Hüsker Dü’s Grant Hart brought a whimsical, ethereal and often transcendent edge to punk
Drummer, vocalist, artist and founding member of Hüsker Dü, Grantzberg "Grant" Vernon Hart died at 56 Sept. 14 from complications of kidney cancer.
Though he spent his time in Hüsker Dü behind a drumkit, Hart’s massive presence and impeccable sense of melody was magnetic and absolutely captivating. Responsible for writing several songs for the band, the tension between Hart and frontman Bob Mould proved to be a healthy competition, resulting in some of the greatest melody-tinged punk songs ever crafted. More importantly, the Minnesota-based band were pivotal in creating an entire strain of music that inspired everyone, from their hometown rivals the Replacements as well as Green Day, Ryan Adams, Prong, Entombed, and Anthrax, all of whom have covered the band’s material. Even Robert Palmer was known to perform a synthed-out and somewhat fantastic version of “New Day Rising” in his live sets during the late ’80s.

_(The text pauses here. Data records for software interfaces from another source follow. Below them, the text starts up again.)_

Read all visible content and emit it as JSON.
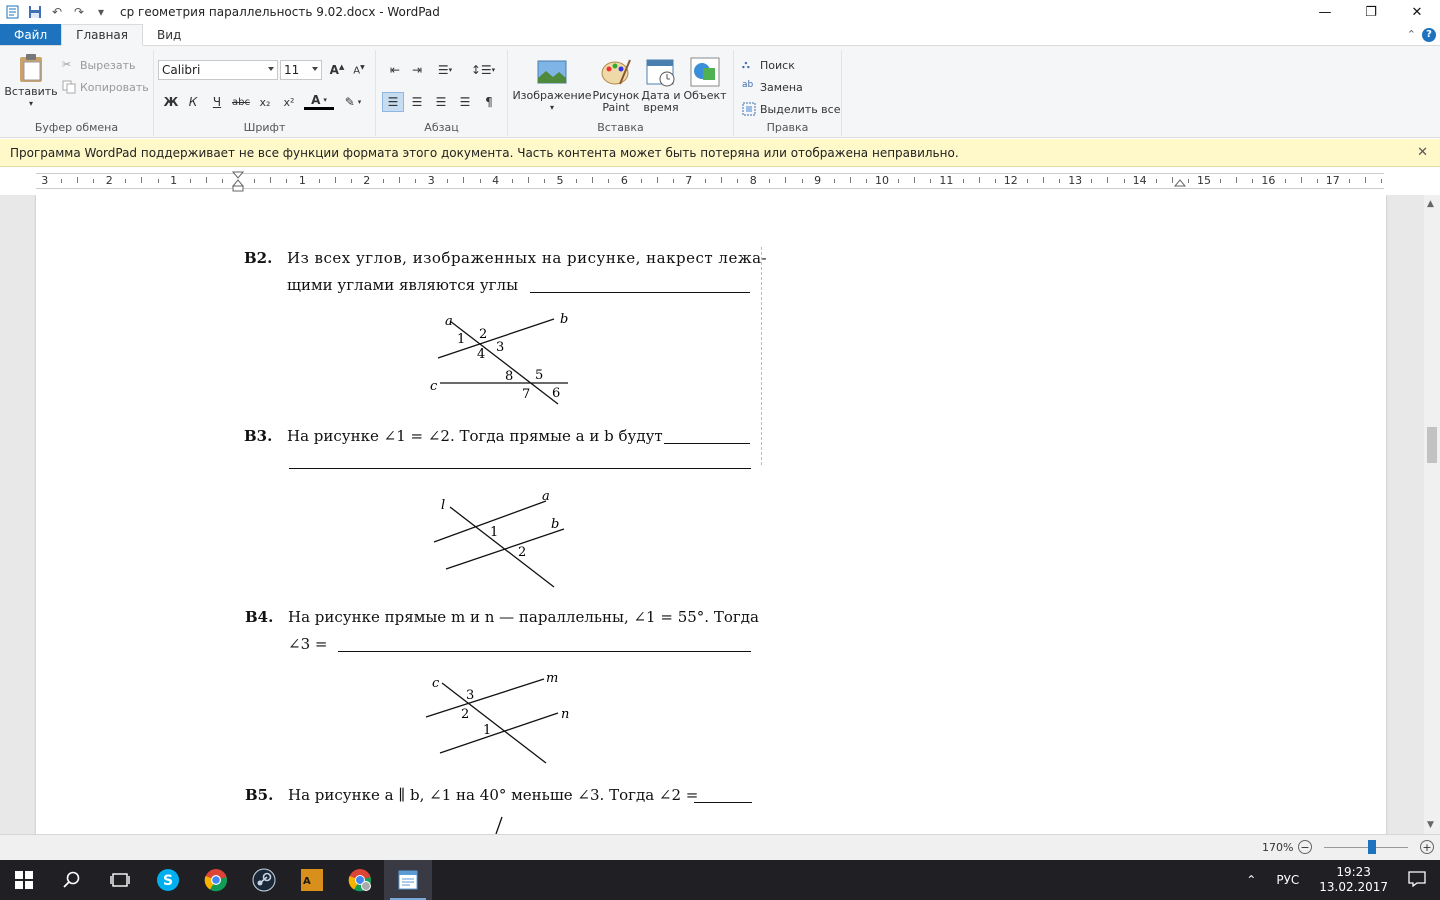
{
  "window": {
    "title": "ср геометрия параллельность 9.02.docx - WordPad"
  },
  "tabs": [
    {
      "label": "Файл"
    },
    {
      "label": "Главная"
    },
    {
      "label": "Вид"
    }
  ],
  "ribbon": {
    "clipboard": {
      "paste": "Вставить",
      "cut": "Вырезать",
      "copy": "Копировать",
      "group_label": "Буфер обмена"
    },
    "font": {
      "font_name": "Calibri",
      "font_size": "11",
      "group_label": "Шрифт",
      "bold": "Ж",
      "italic": "К",
      "underline": "Ч",
      "strike": "abc",
      "subscript": "x₂",
      "superscript": "x²",
      "font_color": "A"
    },
    "paragraph": {
      "group_label": "Абзац"
    },
    "insert": {
      "picture": "Изображение",
      "paint_line1": "Рисунок",
      "paint_line2": "Paint",
      "datetime_line1": "Дата и",
      "datetime_line2": "время",
      "object": "Объект",
      "group_label": "Вставка"
    },
    "editing": {
      "find": "Поиск",
      "replace": "Замена",
      "select_all": "Выделить все",
      "group_label": "Правка"
    }
  },
  "infobar": {
    "message": "Программа WordPad поддерживает не все функции формата этого документа. Часть контента может быть потеряна или отображена неправильно."
  },
  "ruler": {
    "labels": [
      "3",
      "2",
      "1",
      "1",
      "2",
      "3",
      "4",
      "5",
      "6",
      "7",
      "8",
      "9",
      "10",
      "11",
      "12",
      "13",
      "14",
      "15",
      "16",
      "17"
    ]
  },
  "document": {
    "b2": {
      "label": "В2.",
      "line1": "Из всех углов, изображенных на рисунке, накрест лежа-",
      "line2": "щими углами являются углы",
      "fig": {
        "a": "a",
        "b": "b",
        "c": "c",
        "n1": "1",
        "n2": "2",
        "n3": "3",
        "n4": "4",
        "n5": "5",
        "n6": "6",
        "n7": "7",
        "n8": "8"
      }
    },
    "b3": {
      "label": "В3.",
      "line1": "На рисунке ∠1 = ∠2. Тогда прямые a и b будут",
      "fig": {
        "l": "l",
        "a": "a",
        "b": "b",
        "n1": "1",
        "n2": "2"
      }
    },
    "b4": {
      "label": "В4.",
      "line1": "На рисунке прямые m и n — параллельны, ∠1 = 55°. Тогда",
      "line2": "∠3 =",
      "fig": {
        "c": "c",
        "m": "m",
        "n": "n",
        "n1": "1",
        "n2": "2",
        "n3": "3"
      }
    },
    "b5": {
      "label": "В5.",
      "line1": "На рисунке a ∥ b, ∠1 на 40° меньше ∠3. Тогда ∠2 ="
    }
  },
  "statusbar": {
    "zoom": "170%",
    "zoom_value": 0.53
  },
  "taskbar": {
    "lang": "РУС",
    "time": "19:23",
    "date": "13.02.2017"
  }
}
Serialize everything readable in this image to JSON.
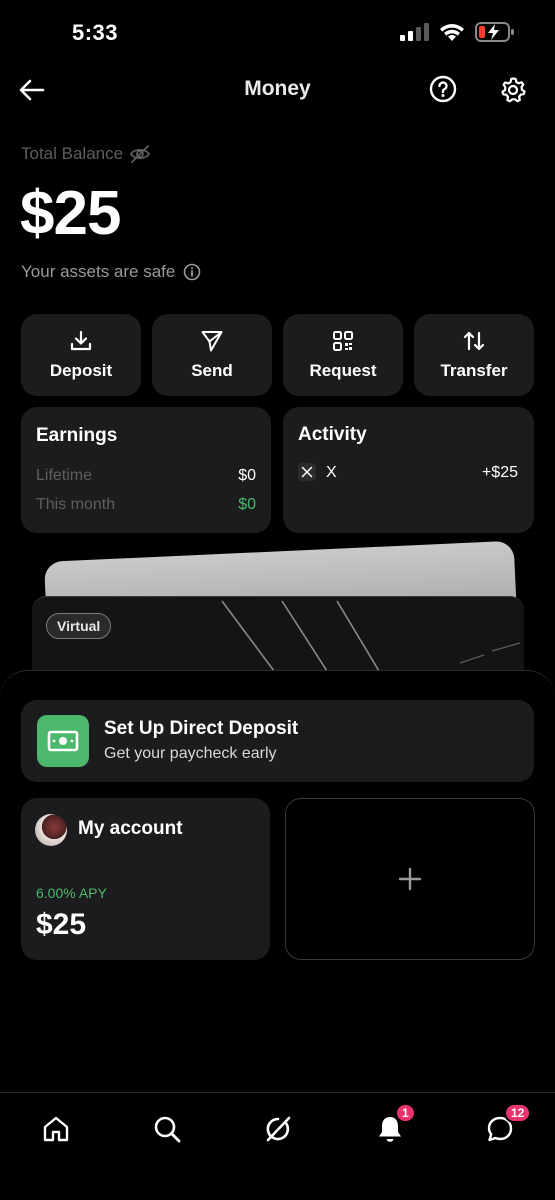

“He was a spritely songwriter who brought a whimsical, ethereal and often transcendent edge to punk and indie music—a witty beatnik who didn’t realize, care or acknowledge the confines of punk.”
Formed in 1979 as U.K. punk was fully infecting American audiences, Hüsker Dü initially tread in the waters of hardcore punk. But as early demo and live material (check out the compendium Savage Young Dü, released this fall by the Numero Group) would show, there was always a springy sense of melody beneath the buzz of Mould’s guitar chords and angular riffs. In fact, as hardcore emerged as the underground’s most urgent sound, Hüsker Dü happily sped up, but their potency wasn’t in the rapid fire sheets of noise heard on Land Speed Record (recorded live in 1981 and released in 1982) or their early singles. Hüsker Dü was about songs and hooks, which Hart provided aplomb on the Metal Circus EP (1983), via the charging and peppy “It’s Not Funny Anymore” and the somber power ballad “Diane”. The two Hart-sung tracks acted as a bit of a blueprint for his contributions to the band, proving he was adept at creating memorable songs at any tempo.
Hüsker Dü rifled on until their tenuous breakup in 1988, releasing LPs and EPs at a furious clip and touring at an equally vicious pace, including indie rock’s most important double album, Zen Arcade (1984), a concept album awash with anger and emotion, swirled with psychedelia and, sometimes, a Haight-Ashbury hippie strum and shuffle. Live, Hart bashed away, a hurricane of long hair and garish button-down shirts, twisting his neck to reach his mic, while Mould menaced at the crowd, alternating between downpicked power chords and brittle, notey riffs, as the mustachioed bass player Greg Norton held it together with a subtle swagger and bounce. They were magnificent.
After the band’s dissolution, Hart continued to play music through his solo career and band, Nova Mob, but never reached the larger acclaim of his previous outfit. Part of that struggle can be attributed to his ongoing health problems, including a misdiagnosis of being HIV positive, as well as an addiction to heroin.
While Hüsker Dü will forever remain a special band, Hart should be remembered as more than just a third of its DNA. He was a spritely songwriter who brought a whimsical, ethereal and often transcendent edge to punk and indie music—a witty beatnik who didn’t realize, care or acknowledge the confines of punk. His work with Nova Mob, specifically The Last Days Of Pompeii (1991), as well as his many solo releases, including Intolerance, Ecce Homo and his final album (and return to form) The Argument, deserve your attention as much as his work with Hüsker Dü. Grant Hart was a unique presence and will be remembered as someone whose independent spirit changed rock 'n' roll.